Work instruction:
Pull out every line below that holds the word "Engagement".

Supplied material:

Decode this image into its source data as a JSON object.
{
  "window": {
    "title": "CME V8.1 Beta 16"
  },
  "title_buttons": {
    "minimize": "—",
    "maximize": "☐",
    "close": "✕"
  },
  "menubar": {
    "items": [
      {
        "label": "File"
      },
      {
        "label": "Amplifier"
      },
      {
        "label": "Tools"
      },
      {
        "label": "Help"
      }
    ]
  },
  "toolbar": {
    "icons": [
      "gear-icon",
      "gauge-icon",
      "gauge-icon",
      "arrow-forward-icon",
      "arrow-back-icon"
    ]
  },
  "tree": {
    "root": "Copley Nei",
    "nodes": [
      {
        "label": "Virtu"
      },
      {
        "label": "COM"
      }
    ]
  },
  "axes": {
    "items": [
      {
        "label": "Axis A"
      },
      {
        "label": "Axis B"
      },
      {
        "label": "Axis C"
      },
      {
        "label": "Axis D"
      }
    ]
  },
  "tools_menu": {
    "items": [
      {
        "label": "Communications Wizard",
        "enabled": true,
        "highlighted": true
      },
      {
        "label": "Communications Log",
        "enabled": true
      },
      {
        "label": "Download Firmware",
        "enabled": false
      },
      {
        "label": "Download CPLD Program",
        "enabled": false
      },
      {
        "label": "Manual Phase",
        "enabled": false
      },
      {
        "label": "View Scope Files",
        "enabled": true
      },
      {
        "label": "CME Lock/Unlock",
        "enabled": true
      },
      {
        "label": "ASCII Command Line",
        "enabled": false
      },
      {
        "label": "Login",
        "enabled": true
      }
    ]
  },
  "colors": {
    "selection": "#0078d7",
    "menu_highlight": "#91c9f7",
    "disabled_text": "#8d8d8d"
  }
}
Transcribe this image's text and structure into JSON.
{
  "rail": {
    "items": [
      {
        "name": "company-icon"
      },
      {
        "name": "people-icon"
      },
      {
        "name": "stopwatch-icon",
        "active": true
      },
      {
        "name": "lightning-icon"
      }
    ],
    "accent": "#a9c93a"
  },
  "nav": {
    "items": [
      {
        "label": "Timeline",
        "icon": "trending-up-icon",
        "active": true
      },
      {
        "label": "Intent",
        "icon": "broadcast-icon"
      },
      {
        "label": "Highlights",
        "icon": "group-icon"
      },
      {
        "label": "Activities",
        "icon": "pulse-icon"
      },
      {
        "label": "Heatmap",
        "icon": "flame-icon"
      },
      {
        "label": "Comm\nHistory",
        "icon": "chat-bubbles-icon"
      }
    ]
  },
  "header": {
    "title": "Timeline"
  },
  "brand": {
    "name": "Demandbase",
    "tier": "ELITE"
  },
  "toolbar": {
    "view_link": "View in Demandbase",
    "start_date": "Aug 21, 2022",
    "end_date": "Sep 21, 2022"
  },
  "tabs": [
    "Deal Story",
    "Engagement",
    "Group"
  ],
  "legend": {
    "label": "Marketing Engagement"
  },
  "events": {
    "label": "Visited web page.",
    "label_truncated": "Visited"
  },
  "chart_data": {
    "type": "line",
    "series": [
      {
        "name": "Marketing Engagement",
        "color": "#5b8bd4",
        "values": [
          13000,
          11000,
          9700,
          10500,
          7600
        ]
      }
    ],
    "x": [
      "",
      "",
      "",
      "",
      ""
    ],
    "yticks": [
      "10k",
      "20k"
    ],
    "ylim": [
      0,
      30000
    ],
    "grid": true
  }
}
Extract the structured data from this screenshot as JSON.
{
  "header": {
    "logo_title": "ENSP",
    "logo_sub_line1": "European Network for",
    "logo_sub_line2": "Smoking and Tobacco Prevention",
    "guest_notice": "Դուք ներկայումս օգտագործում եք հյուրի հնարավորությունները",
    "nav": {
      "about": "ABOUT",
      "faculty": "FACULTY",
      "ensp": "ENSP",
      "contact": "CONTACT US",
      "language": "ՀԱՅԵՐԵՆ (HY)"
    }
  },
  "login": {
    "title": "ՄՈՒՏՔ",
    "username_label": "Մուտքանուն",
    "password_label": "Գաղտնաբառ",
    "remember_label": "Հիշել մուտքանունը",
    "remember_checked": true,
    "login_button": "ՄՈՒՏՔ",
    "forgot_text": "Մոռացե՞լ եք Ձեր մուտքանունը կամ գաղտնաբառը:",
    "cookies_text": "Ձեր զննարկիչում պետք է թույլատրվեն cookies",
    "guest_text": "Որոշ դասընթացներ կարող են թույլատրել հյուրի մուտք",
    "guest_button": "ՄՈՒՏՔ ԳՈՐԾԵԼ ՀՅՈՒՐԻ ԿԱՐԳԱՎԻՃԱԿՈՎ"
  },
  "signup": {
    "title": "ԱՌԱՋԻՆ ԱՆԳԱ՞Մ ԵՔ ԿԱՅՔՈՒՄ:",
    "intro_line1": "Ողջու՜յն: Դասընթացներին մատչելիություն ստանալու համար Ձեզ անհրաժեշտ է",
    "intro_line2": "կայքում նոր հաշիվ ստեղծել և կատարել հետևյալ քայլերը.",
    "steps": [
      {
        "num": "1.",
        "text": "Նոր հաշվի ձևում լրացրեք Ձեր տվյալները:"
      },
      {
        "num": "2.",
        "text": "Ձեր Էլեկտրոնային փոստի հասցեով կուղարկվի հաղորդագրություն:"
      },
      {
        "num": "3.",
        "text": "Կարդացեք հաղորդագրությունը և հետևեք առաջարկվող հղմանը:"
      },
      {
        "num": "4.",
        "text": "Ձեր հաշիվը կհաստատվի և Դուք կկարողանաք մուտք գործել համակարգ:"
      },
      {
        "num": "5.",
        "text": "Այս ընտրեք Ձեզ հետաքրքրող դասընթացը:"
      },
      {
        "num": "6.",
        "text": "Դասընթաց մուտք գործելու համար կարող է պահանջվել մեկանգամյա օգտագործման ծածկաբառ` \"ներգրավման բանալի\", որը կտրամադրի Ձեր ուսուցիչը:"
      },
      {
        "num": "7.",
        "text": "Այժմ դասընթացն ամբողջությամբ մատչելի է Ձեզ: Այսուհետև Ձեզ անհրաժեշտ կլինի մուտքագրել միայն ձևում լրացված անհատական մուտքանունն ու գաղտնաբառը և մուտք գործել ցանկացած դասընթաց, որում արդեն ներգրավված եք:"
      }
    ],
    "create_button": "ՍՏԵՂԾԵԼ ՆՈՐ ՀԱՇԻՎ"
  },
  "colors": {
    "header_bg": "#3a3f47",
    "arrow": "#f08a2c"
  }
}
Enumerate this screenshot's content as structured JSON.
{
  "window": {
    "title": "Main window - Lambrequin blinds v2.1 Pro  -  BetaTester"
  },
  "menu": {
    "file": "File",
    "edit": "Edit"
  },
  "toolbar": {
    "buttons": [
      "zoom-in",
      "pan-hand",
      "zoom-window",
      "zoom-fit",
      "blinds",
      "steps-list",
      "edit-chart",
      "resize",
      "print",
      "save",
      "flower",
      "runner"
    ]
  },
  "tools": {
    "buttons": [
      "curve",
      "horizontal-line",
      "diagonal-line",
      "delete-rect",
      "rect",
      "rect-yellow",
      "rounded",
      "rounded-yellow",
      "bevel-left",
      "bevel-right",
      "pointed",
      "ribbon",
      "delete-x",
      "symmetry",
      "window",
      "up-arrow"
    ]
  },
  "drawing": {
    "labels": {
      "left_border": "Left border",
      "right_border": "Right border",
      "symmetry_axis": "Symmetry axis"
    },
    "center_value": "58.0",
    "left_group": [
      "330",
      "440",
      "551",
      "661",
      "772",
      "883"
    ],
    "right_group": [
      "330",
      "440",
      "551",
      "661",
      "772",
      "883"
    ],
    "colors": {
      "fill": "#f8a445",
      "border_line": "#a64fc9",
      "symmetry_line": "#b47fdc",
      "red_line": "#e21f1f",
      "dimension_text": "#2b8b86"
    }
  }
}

Your response:
    "Engagement",
    "label": "Marketing Engagement"
        "name": "Marketing Engagement",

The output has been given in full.